Data items:
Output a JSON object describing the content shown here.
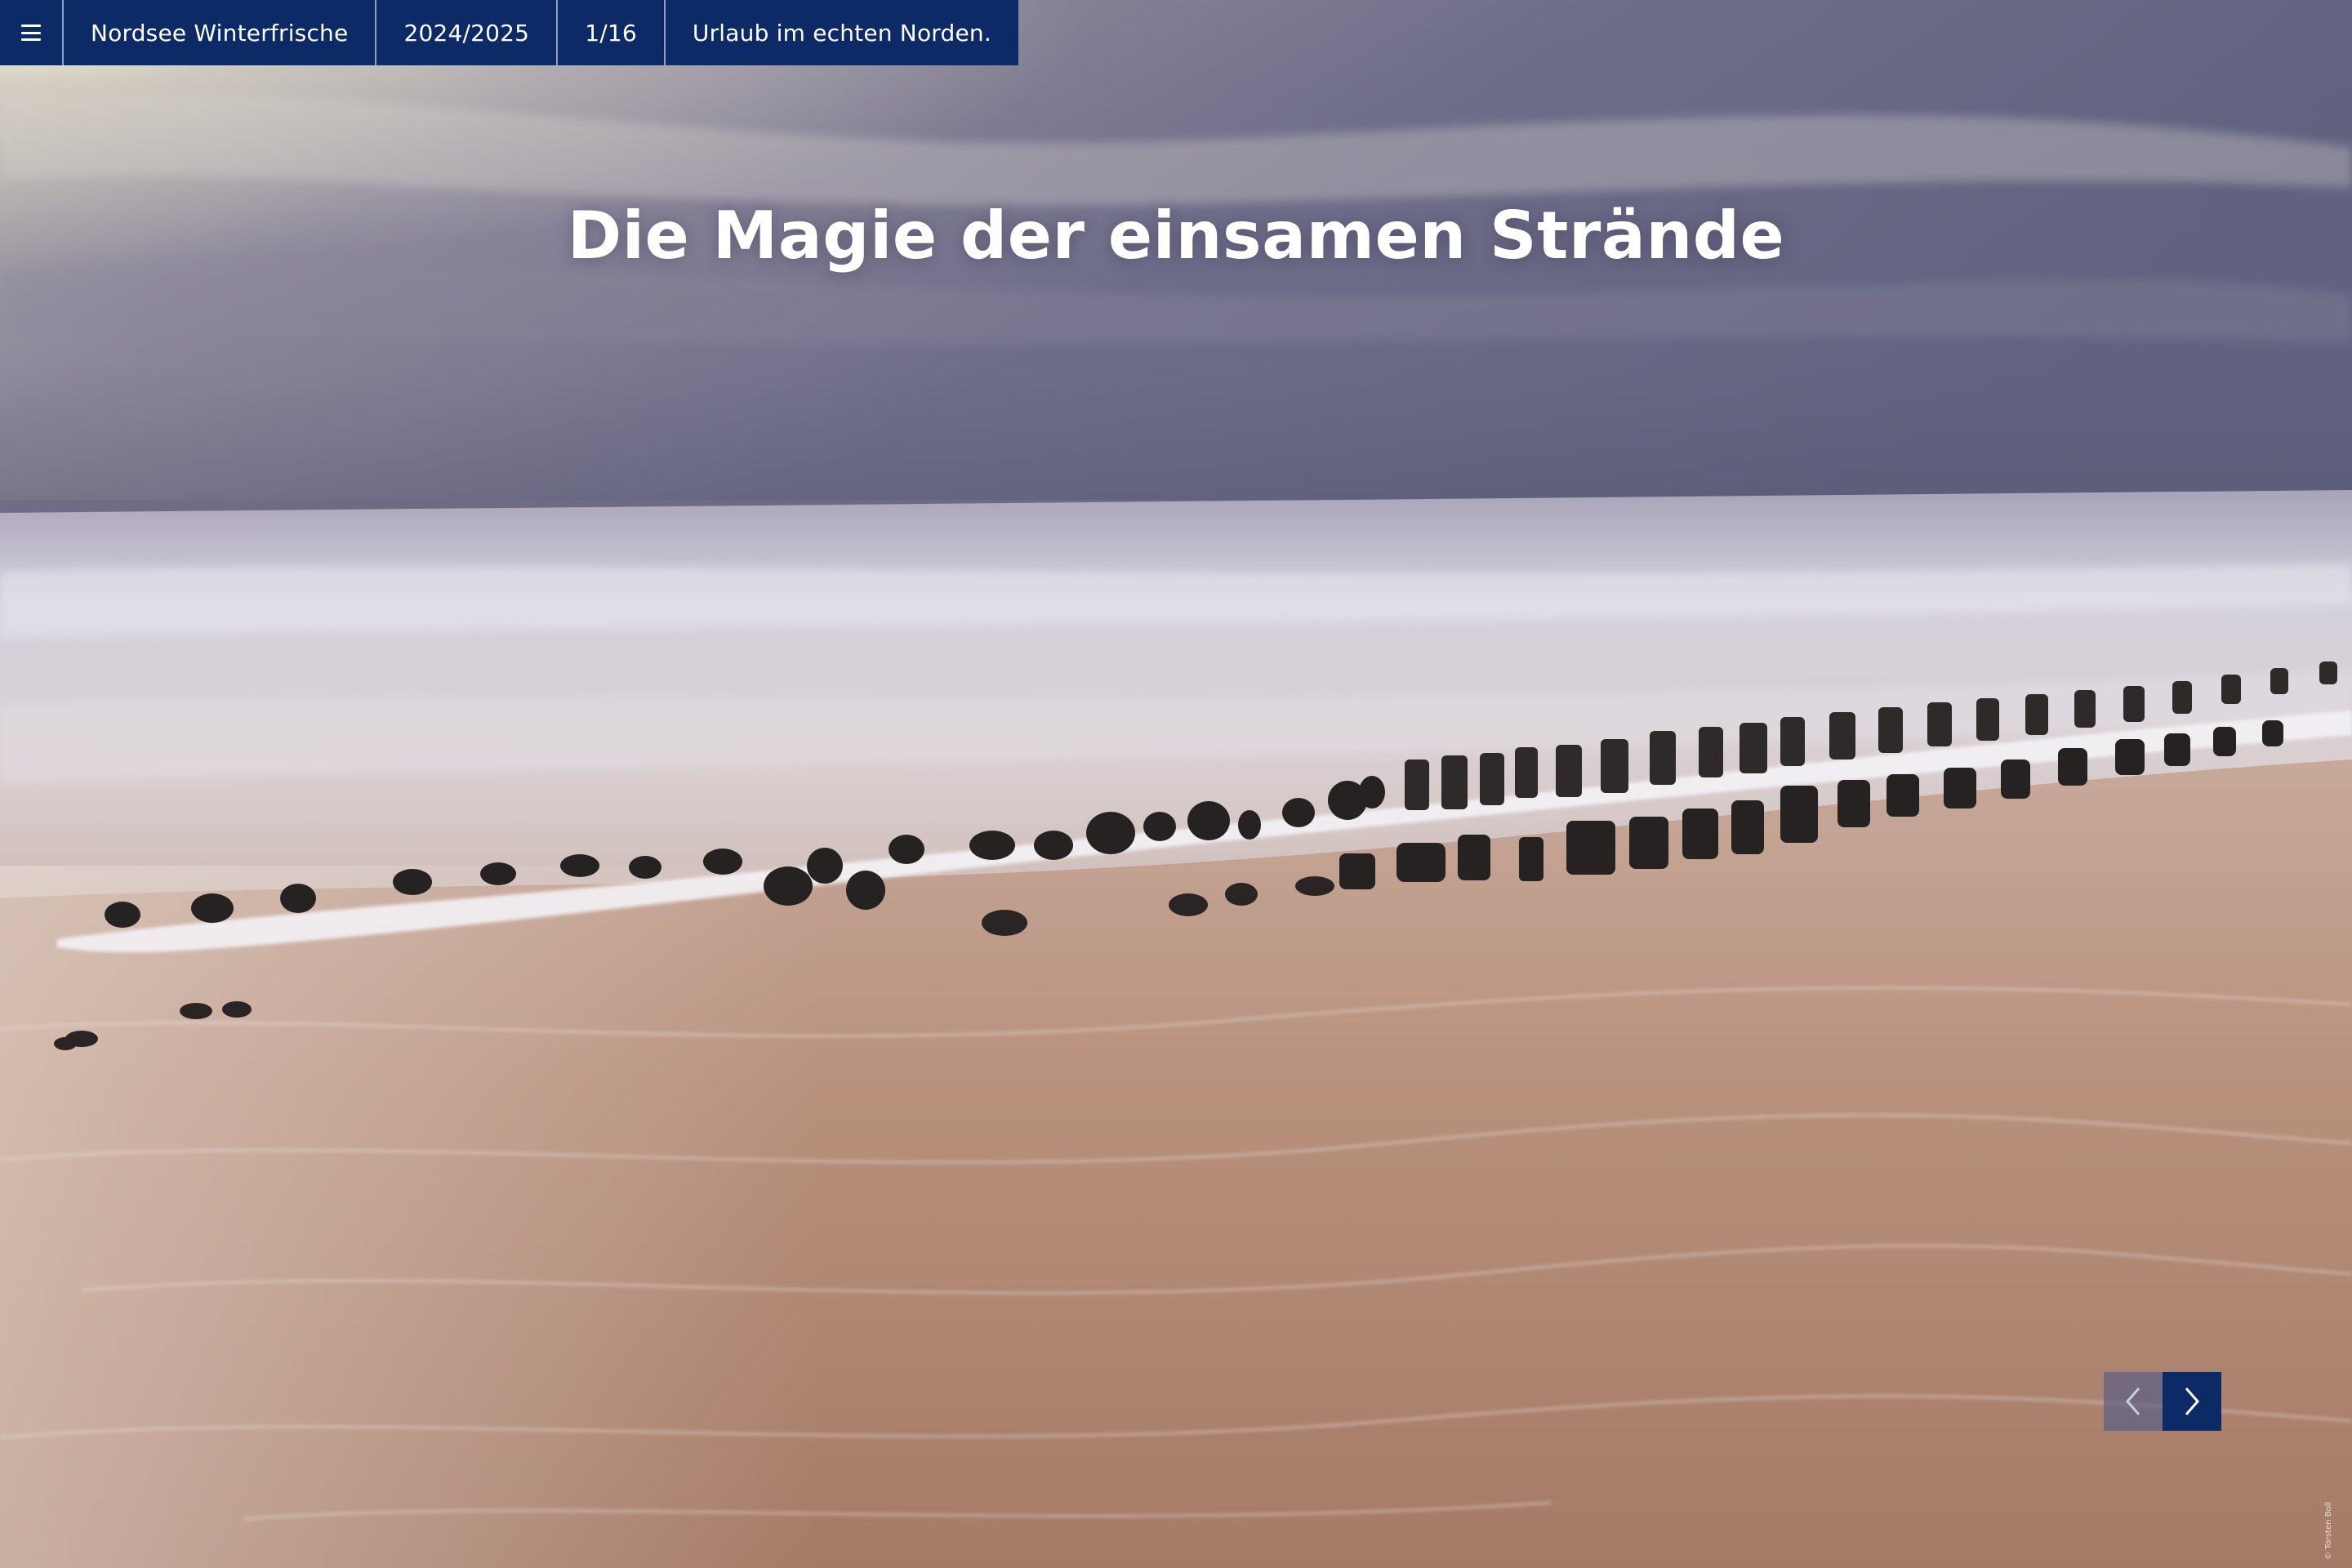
{
  "topbar": {
    "menu_icon": "hamburger-menu-icon",
    "brand": "Nordsee Winterfrische",
    "season": "2024/2025",
    "page_indicator": "1/16",
    "tagline": "Urlaub im echten Norden."
  },
  "hero": {
    "headline": "Die Magie der einsamen Strände"
  },
  "pager": {
    "prev_icon": "chevron-left-icon",
    "next_icon": "chevron-right-icon"
  },
  "credit": "© Torsten Boll",
  "colors": {
    "nav_background": "#0b2a66",
    "nav_text": "#ffffff",
    "headline_text": "#ffffff"
  }
}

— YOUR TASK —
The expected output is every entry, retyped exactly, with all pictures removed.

— TASK RESULT —
Output a JSON object describing the content shown here.
{
  "topbar": {
    "menu_icon": "hamburger-menu-icon",
    "brand": "Nordsee Winterfrische",
    "season": "2024/2025",
    "page_indicator": "1/16",
    "tagline": "Urlaub im echten Norden."
  },
  "hero": {
    "headline": "Die Magie der einsamen Strände"
  },
  "pager": {
    "prev_icon": "chevron-left-icon",
    "next_icon": "chevron-right-icon"
  },
  "credit": "© Torsten Boll",
  "colors": {
    "nav_background": "#0b2a66",
    "nav_text": "#ffffff",
    "headline_text": "#ffffff"
  }
}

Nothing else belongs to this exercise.